Summary

CCAFS researchers made important contributions to the Intergovernmental Panel on Climate Change (IPCC)’s Fifth Assessment Report (AR5), which was published in 2014. In this way, CCAFS helped decision makers worldwide to prioritize and design agricultural sector interventions aimed at mitigating and adapting to climate change. Citations of papers by CGIAR and CCAFS scientists in the Fifth Assessment reports were far higher than in previous reports. CCAFS researcher Professor Andy Challinor, based at the University of Leeds in the UK, was a lead author of the chapter on ‘Food security and food production systems’ in the report on Impacts, Adaptation, and Vulnerability.

The chapter shows that on average, climate change will have an increasingly negative impact on crop yields from the 2030s onwards. At the same time, harvests will become more variable because of an increase in extreme weather events. In general, climate change effects on productivity will alter land use patterns, both in terms of the total area sown to crops and the geographic distribution of crops.

The report on Mitigation of Climate Change, released at the same time, includes a chapter covering the contribution of all agricultural subsectors to climate change, including livestock. The chapter uses new estimates from the International Livestock Research Institute (ILRI), which differentiate among various livestock systems and their locations, rather than treating the entire livestock sector in the same way.

To raise public awareness, CCAFS produced a summary of IPCC findings related to agriculture. The infographic-rich brief, which highlights key findings, was published within days of IPCC report, and was ultimately downloaded over 18,000 times in 2014.

CCAFS and partners hosted two major events in 2014 to share views on the IPCC findings and implications for smallholder farming. An event on adaptation, held in London, focused on agricultural growth, food security, and climate change. The event was jointly organized by CCAFS, the UK Department of International Development (DFID), the International Fund for Agricultural Development (IFAD), The Prince’s Charities International Sustainability Unit, Willis, and the World Bank. An event on mitigation, held in Washington DC, was organised with the Global Research Alliance on Agricultural Greenhouse Gases (GRA) and the World Bank. CCAFS responses to AR5 were covered by media outlets such as the Guardian, Forbes.com, Deutsche Welle, the Hindu Business Line, and Xinhua News Agency.

The new IPCC report has informed policy makers across the world.
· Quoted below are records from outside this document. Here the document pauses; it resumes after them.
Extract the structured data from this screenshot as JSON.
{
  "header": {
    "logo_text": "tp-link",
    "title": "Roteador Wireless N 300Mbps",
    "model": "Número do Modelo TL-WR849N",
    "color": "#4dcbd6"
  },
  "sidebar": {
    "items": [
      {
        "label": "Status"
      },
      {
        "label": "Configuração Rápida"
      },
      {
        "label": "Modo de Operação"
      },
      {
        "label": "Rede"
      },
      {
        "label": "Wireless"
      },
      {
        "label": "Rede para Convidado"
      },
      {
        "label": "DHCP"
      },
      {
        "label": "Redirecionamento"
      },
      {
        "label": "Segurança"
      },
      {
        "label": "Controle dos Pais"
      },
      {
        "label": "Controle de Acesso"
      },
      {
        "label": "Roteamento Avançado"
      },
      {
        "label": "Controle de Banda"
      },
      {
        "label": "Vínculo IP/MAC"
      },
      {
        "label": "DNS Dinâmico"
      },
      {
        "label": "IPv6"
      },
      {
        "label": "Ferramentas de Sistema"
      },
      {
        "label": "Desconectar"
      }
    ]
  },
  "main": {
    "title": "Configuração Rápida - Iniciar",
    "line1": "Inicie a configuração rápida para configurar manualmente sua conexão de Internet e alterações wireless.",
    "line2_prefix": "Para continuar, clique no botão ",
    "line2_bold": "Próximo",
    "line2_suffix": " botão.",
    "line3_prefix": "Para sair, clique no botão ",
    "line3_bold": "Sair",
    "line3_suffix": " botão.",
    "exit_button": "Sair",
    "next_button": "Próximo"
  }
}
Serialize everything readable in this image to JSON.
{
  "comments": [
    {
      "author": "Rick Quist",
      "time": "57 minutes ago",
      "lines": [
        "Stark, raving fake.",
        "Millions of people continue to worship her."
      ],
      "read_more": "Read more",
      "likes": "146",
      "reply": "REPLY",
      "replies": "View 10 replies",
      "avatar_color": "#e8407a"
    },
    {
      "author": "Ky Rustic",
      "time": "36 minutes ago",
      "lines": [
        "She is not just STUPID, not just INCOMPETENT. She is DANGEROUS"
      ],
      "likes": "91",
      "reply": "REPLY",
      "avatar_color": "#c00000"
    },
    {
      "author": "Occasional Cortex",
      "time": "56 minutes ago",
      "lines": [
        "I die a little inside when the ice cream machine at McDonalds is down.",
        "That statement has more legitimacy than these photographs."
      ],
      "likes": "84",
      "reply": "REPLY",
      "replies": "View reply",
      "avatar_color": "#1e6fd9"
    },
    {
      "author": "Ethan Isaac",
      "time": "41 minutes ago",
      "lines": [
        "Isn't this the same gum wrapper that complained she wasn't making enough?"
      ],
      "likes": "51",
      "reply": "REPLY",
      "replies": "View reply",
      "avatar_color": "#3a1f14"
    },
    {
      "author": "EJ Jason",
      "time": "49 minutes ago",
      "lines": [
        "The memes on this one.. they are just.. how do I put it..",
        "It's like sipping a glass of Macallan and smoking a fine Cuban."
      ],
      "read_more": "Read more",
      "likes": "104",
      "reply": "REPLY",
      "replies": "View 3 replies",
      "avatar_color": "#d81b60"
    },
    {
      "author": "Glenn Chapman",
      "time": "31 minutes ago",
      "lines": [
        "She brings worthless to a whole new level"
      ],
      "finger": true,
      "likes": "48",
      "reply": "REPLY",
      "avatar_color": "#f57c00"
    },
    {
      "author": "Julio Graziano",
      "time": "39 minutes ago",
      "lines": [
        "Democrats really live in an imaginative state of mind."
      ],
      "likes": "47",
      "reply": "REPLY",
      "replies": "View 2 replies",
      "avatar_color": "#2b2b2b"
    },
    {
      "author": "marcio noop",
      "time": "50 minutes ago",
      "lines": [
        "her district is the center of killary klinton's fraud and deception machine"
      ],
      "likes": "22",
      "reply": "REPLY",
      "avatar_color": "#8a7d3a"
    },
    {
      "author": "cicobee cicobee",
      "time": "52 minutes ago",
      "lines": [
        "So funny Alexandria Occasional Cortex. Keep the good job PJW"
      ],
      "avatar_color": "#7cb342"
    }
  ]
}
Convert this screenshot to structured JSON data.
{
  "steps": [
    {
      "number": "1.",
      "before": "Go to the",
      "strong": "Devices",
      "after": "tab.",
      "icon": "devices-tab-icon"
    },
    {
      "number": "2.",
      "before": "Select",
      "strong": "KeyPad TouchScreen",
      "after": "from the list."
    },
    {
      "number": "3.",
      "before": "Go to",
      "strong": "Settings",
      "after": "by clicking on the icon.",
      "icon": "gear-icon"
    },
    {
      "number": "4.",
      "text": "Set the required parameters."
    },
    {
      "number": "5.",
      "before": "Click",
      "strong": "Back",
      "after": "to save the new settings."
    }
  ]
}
For instance, the EU, IFAD, the chairwoman of the US Senate Budget Committee, and the vice-president of the World Bank have all used it to argue for more international cooperation on climate change.

Key facts

  • CCAFS researchers contributed to chapters in the IPCC AR5 on climate change impacts on food security and production systems.
  • CGIAR science made up 6.5% of total citations in chapters on agriculture, forestry and land use.
  • AR5 highlights that climate change impacts will on average have a negative impact on crop yields, from 2030 onwards.
  • ILRI scientists strengthened AR5’s mitigation estimates by providing specific values for different livestock systems.
  • AR5 has informed policy makers globally, including the EU, IFAD World Bank and US Senate Budget Committee.

Lessons: key elements of success

  • Although AR5’s prognosis of the impacts of climate change on agriculture are negative, having a better understanding of future crop variability can help researchers and policy makers support adaptation.
  • Mitigation estimates based on specific livestock systems allows researchers and policy makers to make better decisions when choosing which livestock systems to prioritize for mitigation.

Further reading

Related research outputs